*** Opening Dataset extract ***
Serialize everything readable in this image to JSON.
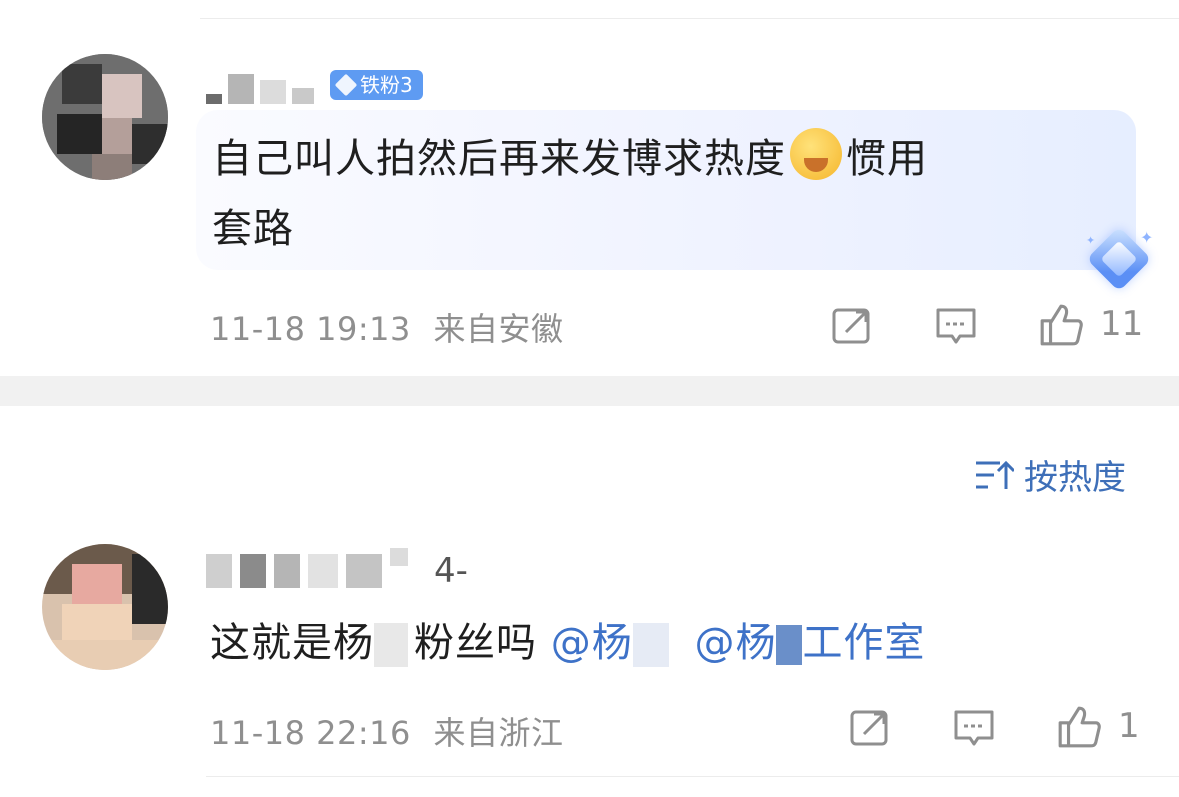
{
  "comments": [
    {
      "badge": "铁粉3",
      "text_before_emoji": "自己叫人拍然后再来发博求热度",
      "emoji": "crying-face-emoji",
      "text_after_emoji_line1": "惯用",
      "text_line2": "套路",
      "date": "11-18 19:13",
      "location": "来自安徽",
      "likes": "11"
    },
    {
      "name_visible": "4-",
      "text_part1": "这就是杨",
      "text_part2": "粉丝吗",
      "mention1": "@杨",
      "mention2_prefix": "@杨",
      "mention2_suffix": "工作室",
      "date": "11-18 22:16",
      "location": "来自浙江",
      "likes": "1"
    }
  ],
  "sort": {
    "label": "按热度",
    "icon": "sort-icon"
  },
  "icons": {
    "share": "share-icon",
    "reply": "comment-icon",
    "like": "thumbs-up-icon"
  },
  "colors": {
    "mention": "#3e72c8",
    "meta": "#8f8f8f",
    "badge": "#5e9bf2",
    "sort": "#3e6fb8"
  }
}
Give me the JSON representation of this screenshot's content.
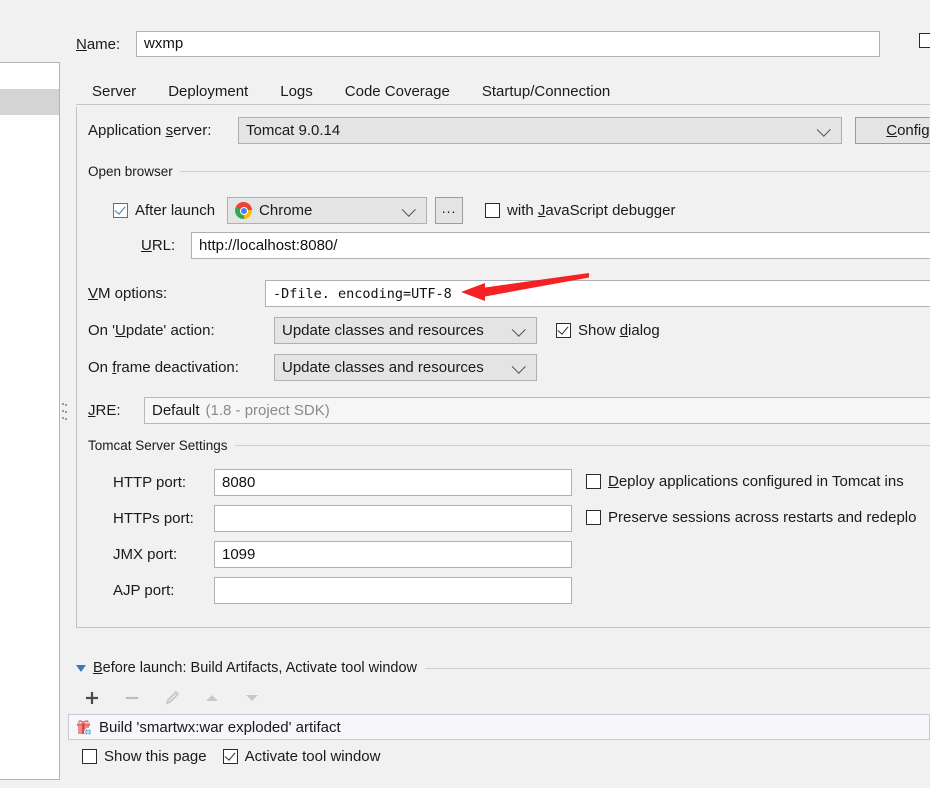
{
  "window": {
    "name_label": "Name:",
    "name_value": "wxmp",
    "share_checkbox_name": "share-checkbox"
  },
  "tabs": [
    {
      "label": "Server",
      "active": true
    },
    {
      "label": "Deployment",
      "active": false
    },
    {
      "label": "Logs",
      "active": false
    },
    {
      "label": "Code Coverage",
      "active": false
    },
    {
      "label": "Startup/Connection",
      "active": false
    }
  ],
  "server": {
    "app_server_label": "Application server:",
    "app_server_value": "Tomcat 9.0.14",
    "configure_button": "Configure...",
    "open_browser_group": "Open browser",
    "after_launch_label": "After launch",
    "after_launch_checked": true,
    "browser_value": "Chrome",
    "browser_ellipsis": "...",
    "js_debugger_label": "with JavaScript debugger",
    "js_debugger_checked": false,
    "url_label": "URL:",
    "url_value": "http://localhost:8080/",
    "vm_options_label": "VM options:",
    "vm_options_value": "-Dfile. encoding=UTF-8",
    "on_update_label": "On 'Update' action:",
    "on_update_value": "Update classes and resources",
    "show_dialog_label": "Show dialog",
    "show_dialog_checked": true,
    "on_frame_label": "On frame deactivation:",
    "on_frame_value": "Update classes and resources",
    "jre_label": "JRE:",
    "jre_value": "Default",
    "jre_hint": "(1.8 - project SDK)",
    "tomcat_group": "Tomcat Server Settings",
    "ports": [
      {
        "label": "HTTP port:",
        "value": "8080"
      },
      {
        "label": "HTTPs port:",
        "value": ""
      },
      {
        "label": "JMX port:",
        "value": "1099"
      },
      {
        "label": "AJP port:",
        "value": ""
      }
    ],
    "deploy_apps_label": "Deploy applications configured in Tomcat ins",
    "deploy_apps_checked": false,
    "preserve_sessions_label": "Preserve sessions across restarts and redeplo",
    "preserve_sessions_checked": false
  },
  "before_launch": {
    "title": "Before launch: Build Artifacts, Activate tool window",
    "toolbar": [
      "add",
      "remove",
      "edit",
      "move-up",
      "move-down"
    ],
    "artifact_item": "Build 'smartwx:war exploded' artifact",
    "show_this_page_label": "Show this page",
    "show_this_page_checked": false,
    "activate_tool_window_label": "Activate tool window",
    "activate_tool_window_checked": true
  },
  "annotation": {
    "arrow_color": "#f42222",
    "points_at": "vm-options-input"
  },
  "colors": {
    "accent": "#3d7ab8",
    "panel_bg": "#f1f1f1",
    "field_bg": "#ffffff",
    "combo_bg": "#e4e4e4",
    "border": "#b0b0b0",
    "selected_row": "#d4d4d4"
  }
}
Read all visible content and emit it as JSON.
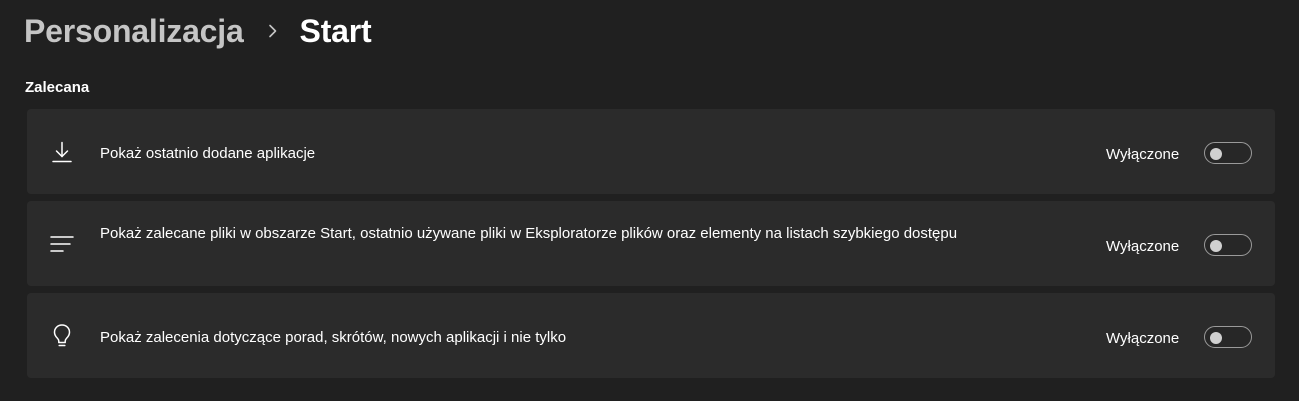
{
  "breadcrumb": {
    "parent": "Personalizacja",
    "separator_icon": "chevron-right-icon",
    "current": "Start"
  },
  "section": {
    "title": "Zalecana"
  },
  "settings": [
    {
      "icon": "download-icon",
      "label": "Pokaż ostatnio dodane aplikacje",
      "state": "Wyłączone",
      "enabled": false
    },
    {
      "icon": "list-lines-icon",
      "label": "Pokaż zalecane pliki w obszarze Start, ostatnio używane pliki w Eksploratorze plików oraz elementy na listach szybkiego dostępu",
      "state": "Wyłączone",
      "enabled": false
    },
    {
      "icon": "lightbulb-icon",
      "label": "Pokaż zalecenia dotyczące porad, skrótów, nowych aplikacji i nie tylko",
      "state": "Wyłączone",
      "enabled": false
    }
  ],
  "colors": {
    "background": "#202020",
    "card": "#2b2b2b",
    "text": "#ffffff",
    "muted_text": "#c5c5c5",
    "toggle_border": "#9a9a9a"
  }
}
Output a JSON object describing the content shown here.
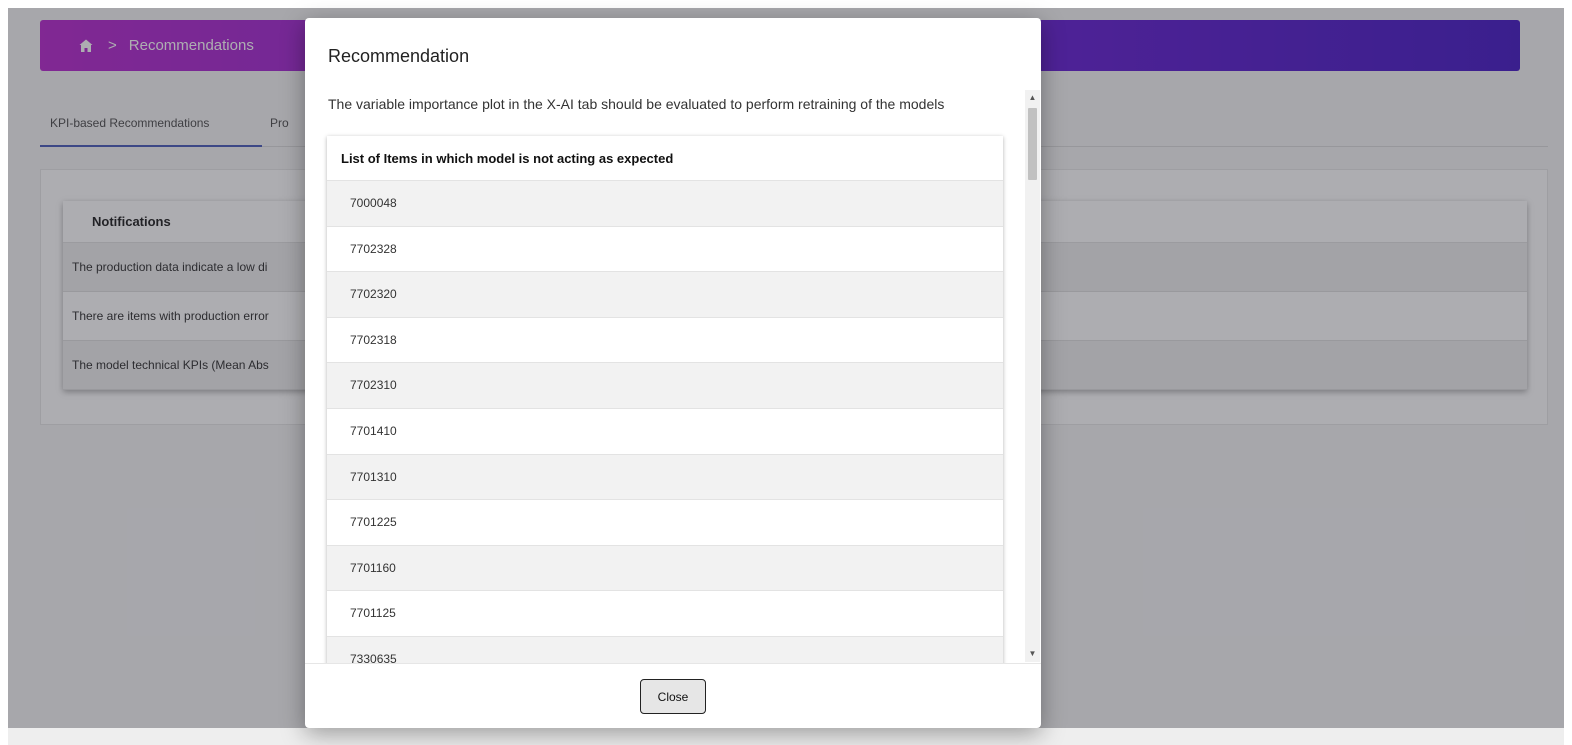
{
  "breadcrumb": {
    "separator": ">",
    "current": "Recommendations"
  },
  "tabs": [
    {
      "label": "KPI-based Recommendations"
    },
    {
      "label": "Pro"
    }
  ],
  "notifications": {
    "title": "Notifications",
    "rows": [
      "The production data indicate a low di",
      "There are items with production error",
      "The model technical KPIs (Mean Abs"
    ]
  },
  "modal": {
    "title": "Recommendation",
    "message": "The variable importance plot in the X-AI tab should be evaluated to perform retraining of the models",
    "list_title": "List of Items in which model is not acting as expected",
    "items": [
      "7000048",
      "7702328",
      "7702320",
      "7702318",
      "7702310",
      "7701410",
      "7701310",
      "7701225",
      "7701160",
      "7701125",
      "7330635"
    ],
    "close_label": "Close"
  },
  "colors": {
    "banner_start": "#b31acb",
    "banner_end": "#3a0cc2",
    "tab_active": "#3f51b5"
  }
}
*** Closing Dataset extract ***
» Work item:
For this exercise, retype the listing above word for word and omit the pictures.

» Exercise result:
Serialize everything readable in this image to JSON.
{
  "comments": [
    {
      "badge": "铁粉3",
      "text_before_emoji": "自己叫人拍然后再来发博求热度",
      "emoji": "crying-face-emoji",
      "text_after_emoji_line1": "惯用",
      "text_line2": "套路",
      "date": "11-18 19:13",
      "location": "来自安徽",
      "likes": "11"
    },
    {
      "name_visible": "4-",
      "text_part1": "这就是杨",
      "text_part2": "粉丝吗",
      "mention1": "@杨",
      "mention2_prefix": "@杨",
      "mention2_suffix": "工作室",
      "date": "11-18 22:16",
      "location": "来自浙江",
      "likes": "1"
    }
  ],
  "sort": {
    "label": "按热度",
    "icon": "sort-icon"
  },
  "icons": {
    "share": "share-icon",
    "reply": "comment-icon",
    "like": "thumbs-up-icon"
  },
  "colors": {
    "mention": "#3e72c8",
    "meta": "#8f8f8f",
    "badge": "#5e9bf2",
    "sort": "#3e6fb8"
  }
}
Give me the JSON representation of this screenshot's content.
{
  "window": {
    "name_label": "Name:",
    "name_value": "wxmp",
    "share_checkbox_name": "share-checkbox"
  },
  "tabs": [
    {
      "label": "Server",
      "active": true
    },
    {
      "label": "Deployment",
      "active": false
    },
    {
      "label": "Logs",
      "active": false
    },
    {
      "label": "Code Coverage",
      "active": false
    },
    {
      "label": "Startup/Connection",
      "active": false
    }
  ],
  "server": {
    "app_server_label": "Application server:",
    "app_server_value": "Tomcat 9.0.14",
    "configure_button": "Configure...",
    "open_browser_group": "Open browser",
    "after_launch_label": "After launch",
    "after_launch_checked": true,
    "browser_value": "Chrome",
    "browser_ellipsis": "...",
    "js_debugger_label": "with JavaScript debugger",
    "js_debugger_checked": false,
    "url_label": "URL:",
    "url_value": "http://localhost:8080/",
    "vm_options_label": "VM options:",
    "vm_options_value": "-Dfile. encoding=UTF-8",
    "on_update_label": "On 'Update' action:",
    "on_update_value": "Update classes and resources",
    "show_dialog_label": "Show dialog",
    "show_dialog_checked": true,
    "on_frame_label": "On frame deactivation:",
    "on_frame_value": "Update classes and resources",
    "jre_label": "JRE:",
    "jre_value": "Default",
    "jre_hint": "(1.8 - project SDK)",
    "tomcat_group": "Tomcat Server Settings",
    "ports": [
      {
        "label": "HTTP port:",
        "value": "8080"
      },
      {
        "label": "HTTPs port:",
        "value": ""
      },
      {
        "label": "JMX port:",
        "value": "1099"
      },
      {
        "label": "AJP port:",
        "value": ""
      }
    ],
    "deploy_apps_label": "Deploy applications configured in Tomcat ins",
    "deploy_apps_checked": false,
    "preserve_sessions_label": "Preserve sessions across restarts and redeplo",
    "preserve_sessions_checked": false
  },
  "before_launch": {
    "title": "Before launch: Build Artifacts, Activate tool window",
    "toolbar": [
      "add",
      "remove",
      "edit",
      "move-up",
      "move-down"
    ],
    "artifact_item": "Build 'smartwx:war exploded' artifact",
    "show_this_page_label": "Show this page",
    "show_this_page_checked": false,
    "activate_tool_window_label": "Activate tool window",
    "activate_tool_window_checked": true
  },
  "annotation": {
    "arrow_color": "#f42222",
    "points_at": "vm-options-input"
  },
  "colors": {
    "accent": "#3d7ab8",
    "panel_bg": "#f1f1f1",
    "field_bg": "#ffffff",
    "combo_bg": "#e4e4e4",
    "border": "#b0b0b0",
    "selected_row": "#d4d4d4"
  }
}
Read all visible content and emit it as JSON.
{
  "breadcrumb": {
    "parent": "Personalizacja",
    "separator_icon": "chevron-right-icon",
    "current": "Start"
  },
  "section": {
    "title": "Zalecana"
  },
  "settings": [
    {
      "icon": "download-icon",
      "label": "Pokaż ostatnio dodane aplikacje",
      "state": "Wyłączone",
      "enabled": false
    },
    {
      "icon": "list-lines-icon",
      "label": "Pokaż zalecane pliki w obszarze Start, ostatnio używane pliki w Eksploratorze plików oraz elementy na listach szybkiego dostępu",
      "state": "Wyłączone",
      "enabled": false
    },
    {
      "icon": "lightbulb-icon",
      "label": "Pokaż zalecenia dotyczące porad, skrótów, nowych aplikacji i nie tylko",
      "state": "Wyłączone",
      "enabled": false
    }
  ],
  "colors": {
    "background": "#202020",
    "card": "#2b2b2b",
    "text": "#ffffff",
    "muted_text": "#c5c5c5",
    "toggle_border": "#9a9a9a"
  }
}
Output a JSON object describing the content shown here.
{
  "breadcrumb": {
    "separator": ">",
    "current": "Recommendations"
  },
  "tabs": [
    {
      "label": "KPI-based Recommendations"
    },
    {
      "label": "Pro"
    }
  ],
  "notifications": {
    "title": "Notifications",
    "rows": [
      "The production data indicate a low di",
      "There are items with production error",
      "The model technical KPIs (Mean Abs"
    ]
  },
  "modal": {
    "title": "Recommendation",
    "message": "The variable importance plot in the X-AI tab should be evaluated to perform retraining of the models",
    "list_title": "List of Items in which model is not acting as expected",
    "items": [
      "7000048",
      "7702328",
      "7702320",
      "7702318",
      "7702310",
      "7701410",
      "7701310",
      "7701225",
      "7701160",
      "7701125",
      "7330635"
    ],
    "close_label": "Close"
  },
  "colors": {
    "banner_start": "#b31acb",
    "banner_end": "#3a0cc2",
    "tab_active": "#3f51b5"
  }
}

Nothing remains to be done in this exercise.